By making lunch at home, employees can save money that they might otherwise be spending at restaurants or ordering takeout.

What's more, the CEOs set up a regular time for people from all departments to get together in the lunchroom so they can learn more about what everyone else is doing.

 

3. Give employees a discount on memberships to warehouse clubs

I have not been to a Costco, but from what I understand, you pay a membership fee that allows you to purchase certain products in bulk -- thus saving you significant amounts of money.

Your company might give employees discounts on memberships to such warehouse clubs and encourage them to invest the money they save on the items they purchase there.

 

4. Organize a way for employees who are parents and grandparents to sell used children's clothes and toys

If your company employs people who are parents and grandparents, they may have purchased clothes that are sitting in a closet somewhere because the children have outgrown them.

You could organize a way for those parents and grandparents to sell their surplus children's clothes and toys to people at your office who need them. Such an exchange could give the sellers cash that they could save and provide the buyers with discounts on usable used clothes and toys.

 

5. Take public transportation to and from work and give employees discounts on fares

It is much more expensive to drive a car to work and pay for parking than it is to use public transportation. If you can take public transportation to work, you should do so and let your employees know. What's more, you should offer employees discounts on train and bus tickets to encourage those who can to take public transportation. And you should urge your staff to invest some of the savings.

 

6. If you must drive to work, make sure you carpool and encourage your people to do the same

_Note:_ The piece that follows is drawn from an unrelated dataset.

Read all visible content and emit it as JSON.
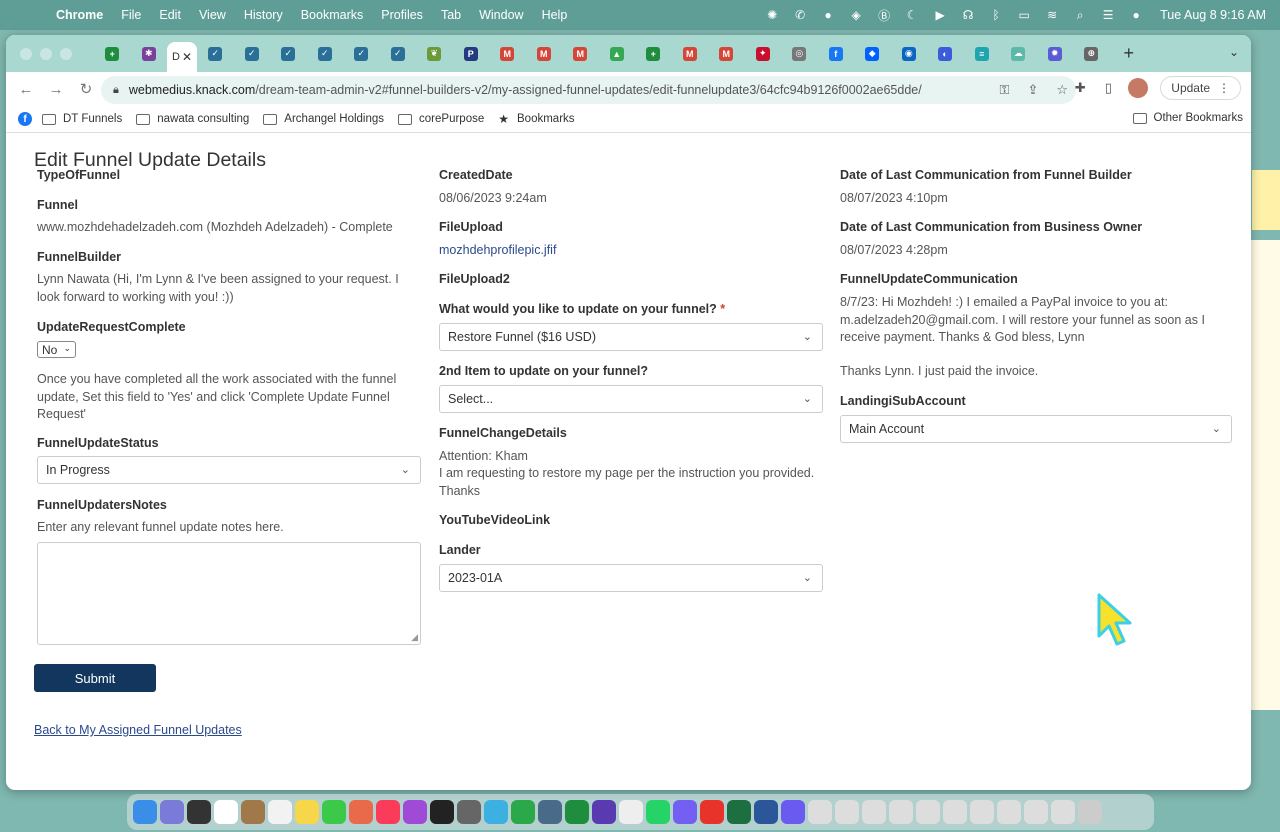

Not everyone can get to work on time via public transportation. But if you are one of those people, consider whether you could carpool to save money for those you pick up and deliver during the commute. And give your employees an incentive to do the same -- possibly by subsidizing the E-ZPass they need to pay tolls on the way to work.

 

7. Urge employees to use online price comparison sites for common household items

Your company's human resources department should create a website that lists the best online price comparison sites for the most common items that your employees are likely to be buying on an ongoing basis.

If you provide employees with these seven savings techniques, there's no guarantee they won't spend the savings. But you should lead by example and hope that your people realize that following is in their best interest.